13. Raise your hand if Stacey was the first person your age you knew with diabetes. Martin has said choosing to diagnose one of her main characters with the chronic condition, the result of raised blood glucose levels, definitely moved the conversation forward. "I got a few letters from kids who thanked me, and then a few letters from kids who had diagnosed themselves and gone to the doctor; in one case they'd caught it just in time," she revealed to Elle in a 2014 interview. "From some of the kids, it felt like I was feeling relief."

14. It wasn't until she penned Good-bye, Stacey, Good-bye that she realized how beloved the trendy New York transplant was with her readers. "I thought it was reasonable that in a group of friends the size of the Baby-sitters Club, one member might move away at some point," she explained to Entertainment Weekly. "Since Stacey hadn't grown up in Stoneybrook, I thought it made sense that she might have to move back to New York City. We didn't expect the backlash from fans when Stacey moved. This is when I found out that Stacey was the most popular character at that time." Fifteen books later, the sophisticated teen returned to their fictional Connecticut town after her parents split up.  

15. Let's just all accept that something was in the water in Rockwellian Stoneybrook that caused the girls to never age.
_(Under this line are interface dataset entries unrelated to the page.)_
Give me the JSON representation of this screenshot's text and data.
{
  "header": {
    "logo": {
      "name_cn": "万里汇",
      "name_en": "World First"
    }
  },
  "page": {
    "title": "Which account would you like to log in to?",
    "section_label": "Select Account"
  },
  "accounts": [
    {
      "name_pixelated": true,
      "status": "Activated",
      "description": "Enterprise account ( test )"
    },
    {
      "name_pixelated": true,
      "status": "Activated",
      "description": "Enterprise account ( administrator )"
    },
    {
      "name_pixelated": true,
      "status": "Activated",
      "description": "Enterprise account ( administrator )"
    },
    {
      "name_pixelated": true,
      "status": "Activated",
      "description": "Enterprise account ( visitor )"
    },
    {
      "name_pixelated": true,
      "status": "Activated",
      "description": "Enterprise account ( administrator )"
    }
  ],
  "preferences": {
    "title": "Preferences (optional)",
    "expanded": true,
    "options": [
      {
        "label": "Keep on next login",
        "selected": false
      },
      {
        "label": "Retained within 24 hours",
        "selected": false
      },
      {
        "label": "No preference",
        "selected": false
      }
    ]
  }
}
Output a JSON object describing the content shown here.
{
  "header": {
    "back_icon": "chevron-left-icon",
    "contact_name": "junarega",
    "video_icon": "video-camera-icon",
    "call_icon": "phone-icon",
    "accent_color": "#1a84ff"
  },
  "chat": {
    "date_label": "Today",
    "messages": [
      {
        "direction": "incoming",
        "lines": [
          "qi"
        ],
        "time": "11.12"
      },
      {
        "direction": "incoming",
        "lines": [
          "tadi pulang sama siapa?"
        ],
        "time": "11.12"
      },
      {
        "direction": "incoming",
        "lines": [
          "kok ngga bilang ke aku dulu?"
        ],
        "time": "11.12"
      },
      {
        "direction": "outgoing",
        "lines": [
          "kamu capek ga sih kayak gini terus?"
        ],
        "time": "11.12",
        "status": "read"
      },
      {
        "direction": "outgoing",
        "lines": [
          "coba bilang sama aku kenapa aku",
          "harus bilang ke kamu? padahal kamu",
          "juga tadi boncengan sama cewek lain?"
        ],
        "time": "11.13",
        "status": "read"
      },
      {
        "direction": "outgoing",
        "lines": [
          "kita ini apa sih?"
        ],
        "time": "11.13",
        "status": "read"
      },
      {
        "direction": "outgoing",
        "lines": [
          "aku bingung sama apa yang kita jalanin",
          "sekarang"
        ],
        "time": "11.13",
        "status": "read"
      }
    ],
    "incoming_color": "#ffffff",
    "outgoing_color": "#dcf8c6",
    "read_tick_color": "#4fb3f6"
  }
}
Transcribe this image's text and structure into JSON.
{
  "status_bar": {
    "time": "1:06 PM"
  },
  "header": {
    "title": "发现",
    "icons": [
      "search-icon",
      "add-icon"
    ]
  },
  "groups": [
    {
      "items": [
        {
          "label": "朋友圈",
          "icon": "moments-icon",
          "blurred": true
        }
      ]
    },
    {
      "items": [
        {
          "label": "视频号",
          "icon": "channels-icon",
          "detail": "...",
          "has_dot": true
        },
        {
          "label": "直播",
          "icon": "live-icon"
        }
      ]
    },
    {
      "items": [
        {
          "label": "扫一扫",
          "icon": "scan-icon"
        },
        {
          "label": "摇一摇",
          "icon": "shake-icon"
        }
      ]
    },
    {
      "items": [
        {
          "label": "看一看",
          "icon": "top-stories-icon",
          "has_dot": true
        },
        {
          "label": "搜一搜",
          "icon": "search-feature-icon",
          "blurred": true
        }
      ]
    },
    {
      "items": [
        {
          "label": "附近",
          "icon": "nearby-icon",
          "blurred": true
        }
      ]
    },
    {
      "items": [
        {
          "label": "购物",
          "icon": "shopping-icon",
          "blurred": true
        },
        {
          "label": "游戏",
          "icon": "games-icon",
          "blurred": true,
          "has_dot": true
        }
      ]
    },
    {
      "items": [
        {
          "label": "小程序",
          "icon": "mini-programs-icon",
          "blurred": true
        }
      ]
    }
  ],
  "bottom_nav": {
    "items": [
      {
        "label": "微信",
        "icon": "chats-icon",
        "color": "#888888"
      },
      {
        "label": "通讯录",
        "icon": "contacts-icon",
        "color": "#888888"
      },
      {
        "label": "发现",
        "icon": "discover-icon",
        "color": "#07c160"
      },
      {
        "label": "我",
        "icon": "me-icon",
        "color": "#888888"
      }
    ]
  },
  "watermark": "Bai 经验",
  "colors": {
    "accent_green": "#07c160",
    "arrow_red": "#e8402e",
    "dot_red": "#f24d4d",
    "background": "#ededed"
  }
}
Sure, by the end of the BSC run they were the world's oldest eighth graders but "logistically, for the series to go on for as long as it did there was no way they could age," Martin explained at a 2010 Women in Children's Media and Scholastic sponsored event. "It did become challenging by the end of the series."

16. Claudia's outfits (dreamt up after Martin pored over catalogs and magazines to see what trends the kids were wearing), were described in such breathless detail that it inspired the now-defunct site, What Claudia Wore. 

17. Those hand-written journal entries at the start of each chapter may have seemed as diverse as the characters behind them, but they were really the product of one Scholastic art department employee with excellent penmanship. 

18. The books provided child star Kirsten Dunst with one of her earliest gigs. Asked by Parade about the many magazines she graced, the actress revealed, "Actually, my first cover was a book in the Baby-Sitters Club series, Claudia Gets a Phantom Phone Call. I was a child model slash actress and I did it strictly for the money."

19. A 2010 rerelease saw Martin modernizing a few details of her books, including changes in diabetes treatments and deleting mentions of technology such as VCRs. She decided that introducing one advancement was a bridge too far, however, telling Elle, "We felt if we set ourselves going down the road of cellphones it would have been crazy."

20. Don't hold your breath for a novel about The Baby-Sitters Club, LLC. Penning The Summer Before, a prequel about their origin story, in 2010, "was a lot of fun," Martin told Elle. but she's put the characters to bed for now: "So many people have asked me to write a reunion book, with the characters grown up, but nothing has come to me."

21. Though she does have some thoughts on what her creations are up to now. Kristy, naturally, is "probably the head of something, maybe a business" she shared at the 2010 Scholastic event. Stacey is doing "something in fashion, not necessarily design, but maybe the business end", Jessi is still "passionate about dance, but not a professional", Claudia is an artist (duh), Mary Anne is a teacher (makes sense) and as for Mallory and Dawn, she admitted, she didn't really have "strong feelings" except that Cali girl Dawn has permanent defected to the West Coast.